Last week’s CRCA club race was a small affair in the 5s, with about 16 starters, 8 of whom came from Team Fire. Despite my protestations, it became an all-out battle, with Team Fire playing strategic games with the rest of us. Their somewhat well-executed strategy was simple: have four riders up front, let two roll of the front and build a gap, forcing the other teams to chase. With no other team having more than two riders in the race, it became a one-sided war of attrition; Fire would hold pace whilst the rest of us burnt matches to close gaps. This would be the pattern for first half of the race, till there were just nine or ten of us in it… half of whom wore the red, white and black of Fire. Still, I’d love to tell you what happened in the end, but coming into Cat’s Paw at the start of lap 4, Fire played the game again, and yours truly was poorly positioned in last wheel when a gap opened-up mid-pack. I attempted to close the 12 or so bike lengths between myself and the lead pack, pushing more than a few watts on Cat’s Paw, but, well, they had five lengths over the top, saw me coming, and took off. Bye bye. And despite trying to organize a chase, they weren’t going to be seen again. And all because I was sat in the wrong wheel. If I’d been closer up front at that strategic point, I’d have made the selection. Grr…

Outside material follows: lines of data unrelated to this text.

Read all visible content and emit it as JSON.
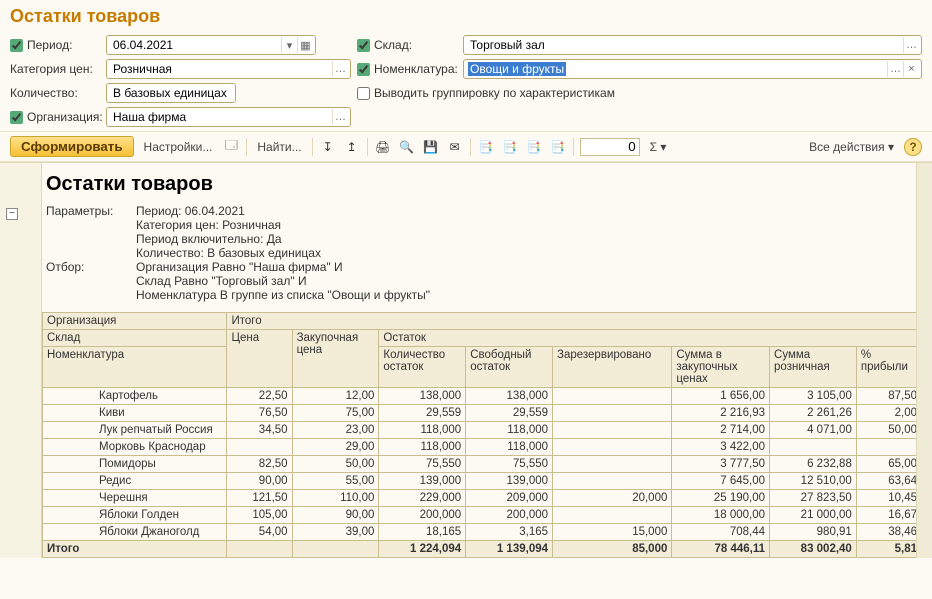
{
  "title": "Остатки товаров",
  "filters": {
    "period_label": "Период:",
    "period_value": "06.04.2021",
    "warehouse_label": "Склад:",
    "warehouse_value": "Торговый зал",
    "price_cat_label": "Категория цен:",
    "price_cat_value": "Розничная",
    "nomen_label": "Номенклатура:",
    "nomen_value": "Овощи и фрукты",
    "qty_label": "Количество:",
    "qty_value": "В базовых единицах",
    "group_label": "Выводить группировку по характеристикам",
    "org_label": "Организация:",
    "org_value": "Наша фирма"
  },
  "toolbar": {
    "form": "Сформировать",
    "settings": "Настройки...",
    "find": "Найти...",
    "counter": "0",
    "sigma": "Σ",
    "all_actions": "Все действия"
  },
  "report": {
    "title": "Остатки товаров",
    "params_label": "Параметры:",
    "params_lines": [
      "Период: 06.04.2021",
      "Категория цен: Розничная",
      "Период включительно: Да",
      "Количество: В базовых единицах"
    ],
    "filter_label": "Отбор:",
    "filter_lines": [
      "Организация Равно \"Наша фирма\" И",
      "Склад Равно \"Торговый зал\" И",
      "Номенклатура В группе из списка \"Овощи и фрукты\""
    ],
    "headers": {
      "org": "Организация",
      "total": "Итого",
      "warehouse": "Склад",
      "price": "Цена",
      "purchase_price": "Закупочная цена",
      "remainder": "Остаток",
      "nomen": "Номенклатура",
      "qty_rem": "Количество остаток",
      "free_rem": "Свободный остаток",
      "reserved": "Зарезервировано",
      "sum_purchase": "Сумма в закупочных ценах",
      "sum_retail": "Сумма розничная",
      "profit_pct": "% прибыли"
    },
    "rows": [
      {
        "name": "Картофель",
        "price": "22,50",
        "pprice": "12,00",
        "qty": "138,000",
        "free": "138,000",
        "res": "",
        "spur": "1 656,00",
        "sret": "3 105,00",
        "pct": "87,50"
      },
      {
        "name": "Киви",
        "price": "76,50",
        "pprice": "75,00",
        "qty": "29,559",
        "free": "29,559",
        "res": "",
        "spur": "2 216,93",
        "sret": "2 261,26",
        "pct": "2,00"
      },
      {
        "name": "Лук репчатый Россия",
        "price": "34,50",
        "pprice": "23,00",
        "qty": "118,000",
        "free": "118,000",
        "res": "",
        "spur": "2 714,00",
        "sret": "4 071,00",
        "pct": "50,00"
      },
      {
        "name": "Морковь Краснодар",
        "price": "",
        "pprice": "29,00",
        "qty": "118,000",
        "free": "118,000",
        "res": "",
        "spur": "3 422,00",
        "sret": "",
        "pct": ""
      },
      {
        "name": "Помидоры",
        "price": "82,50",
        "pprice": "50,00",
        "qty": "75,550",
        "free": "75,550",
        "res": "",
        "spur": "3 777,50",
        "sret": "6 232,88",
        "pct": "65,00"
      },
      {
        "name": "Редис",
        "price": "90,00",
        "pprice": "55,00",
        "qty": "139,000",
        "free": "139,000",
        "res": "",
        "spur": "7 645,00",
        "sret": "12 510,00",
        "pct": "63,64"
      },
      {
        "name": "Черешня",
        "price": "121,50",
        "pprice": "110,00",
        "qty": "229,000",
        "free": "209,000",
        "res": "20,000",
        "spur": "25 190,00",
        "sret": "27 823,50",
        "pct": "10,45"
      },
      {
        "name": "Яблоки Голден",
        "price": "105,00",
        "pprice": "90,00",
        "qty": "200,000",
        "free": "200,000",
        "res": "",
        "spur": "18 000,00",
        "sret": "21 000,00",
        "pct": "16,67"
      },
      {
        "name": "Яблоки Джаноголд",
        "price": "54,00",
        "pprice": "39,00",
        "qty": "18,165",
        "free": "3,165",
        "res": "15,000",
        "spur": "708,44",
        "sret": "980,91",
        "pct": "38,46"
      }
    ],
    "total": {
      "label": "Итого",
      "qty": "1 224,094",
      "free": "1 139,094",
      "res": "85,000",
      "spur": "78 446,11",
      "sret": "83 002,40",
      "pct": "5,81"
    }
  }
}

Lesson 4: If you’re outnumbered, make friends
This week’s CRCA race had promised something similar, but with better weather we had more defense. We had the same eight or nine racers from Team Fire, but the field was a more useful 30-35 riders. And of those, half-a-dozen of us wore the battle scars of Team Fire’s attack drill. Recognizing some familiar faces, we started talking long before a pedal was turned in competitive anger, and before we knew it, we had the makings of a race plan. Between ourselves, RBNY, NYCC and a couple of friendly faces from CRCA, we knew what we were going to do, and it didn’t involve pulling the peloton or attacking at all. We were going to leave that to Team Fire, and the other teamless riders who didn’t know any better. The first lap was relatively tame, with Fire having one rider on patrol up front, and a few foolhardy solo souls making the pace up front. But the entente cordiale was broken on lap 2, as Team Fire moved up en masse down the outside in formation. Learning lessons from last week, I knew that positioning would be crucial, so I quickly moved into their line in third wheel, and recruited my new found friends into some disruptive tactics as we moved up the outside. This didn’t stop their all-out attack, but this time we had numbers to chase and control. As they rotated riders in and out of the front, we made sure to be sitting there, no more than 2 or 3 riders back, so they couldn’t go that far. And every time they tried to let a gap grow, we pushed them out of the way and kept the group together as long as we could. By the end of lap 2 we’d dropped half the peloton, and with the selection made, it was time to eat, drink and get ready for the finish… which brings us to our final strategic lesson of the day…
Lesson 5: To finish first, first you have to finish
So my plan with 1 lap to go was simple: stay up front in the top 10 wheels, and pilot Ethan up to the top 5 coming into Cat’s Paw. By this point we had a selection of 15-16 racers, half from team Fire, and the rest of us. With about 3 miles to go, we were neutralized as the A-field break came past us, pushing us over onto the right side of the road. I found myself riding in the gutter, where the overnight rains had washed all the grit and dirt. After what felt like a really long neutral section, we were finally allowed to race again. So time to execute my plan… move up, pick up Ethan along the way, then… bang, bang, bang, bang, argh, f*!&, s%$#. Time to cue the Geico Gecko. Yup. I had a flat tire. As I pulled up, I saw two other guys with exactly the same predicament… yup, there was glass in the gutter, and we’d been the unlucky ones. No sprint finish for me, instead it would be the long walk across the park to pick up my flat kit and change the tube. And final strategic lesson of the day learnt… the gutter is a bad, bad, bad place to be.
And with that, we roll on to the last two races of the season. So two more chances to learn some more of the dark art of bike racing before the season ends. Bring it on!